Kuang, C.; Ma, Y.; Han, X.; Pan, S.; Zhu, L.
Experimental Observation on Beach Evolution Process with Presence of Artificial Submerged Sand Bar and Reef. *J. Mar. Sci. Eng.* **2020**, *8*, 1019.
https://doi.org/10.3390/jmse8121019

**AMA Style**

Kuang C, Ma Y, Han X, Pan S, Zhu L.
Experimental Observation on Beach Evolution Process with Presence of Artificial Submerged Sand Bar and Reef. *Journal of Marine Science and Engineering*. 2020; 8(12):1019.
https://doi.org/10.3390/jmse8121019

**Chicago/Turabian Style**
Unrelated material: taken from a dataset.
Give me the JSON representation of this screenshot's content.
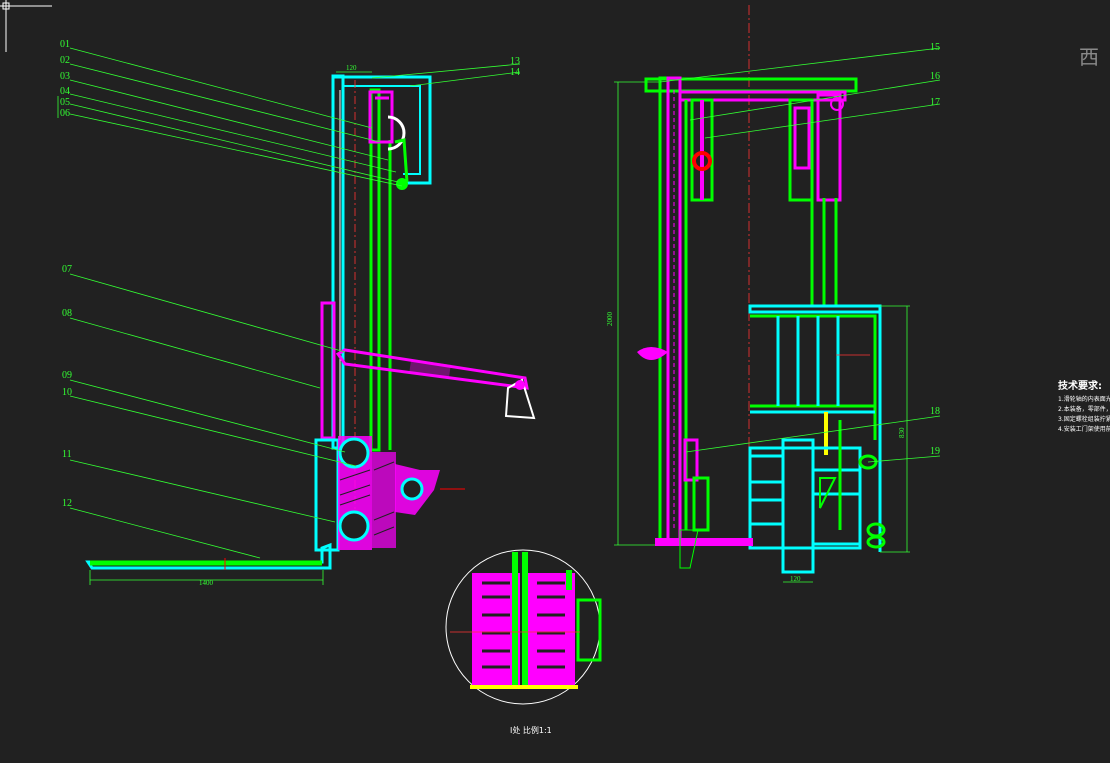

Kuang, Cuiping, Yue Ma, Xuejian Han, Shunqi Pan, and Lei Zhu.
2020. "Experimental Observation on Beach Evolution Process with Presence of Artificial Submerged Sand Bar and Reef" *Journal of Marine Science and Engineering* 8, no. 12: 1019.
https://doi.org/10.3390/jmse8121019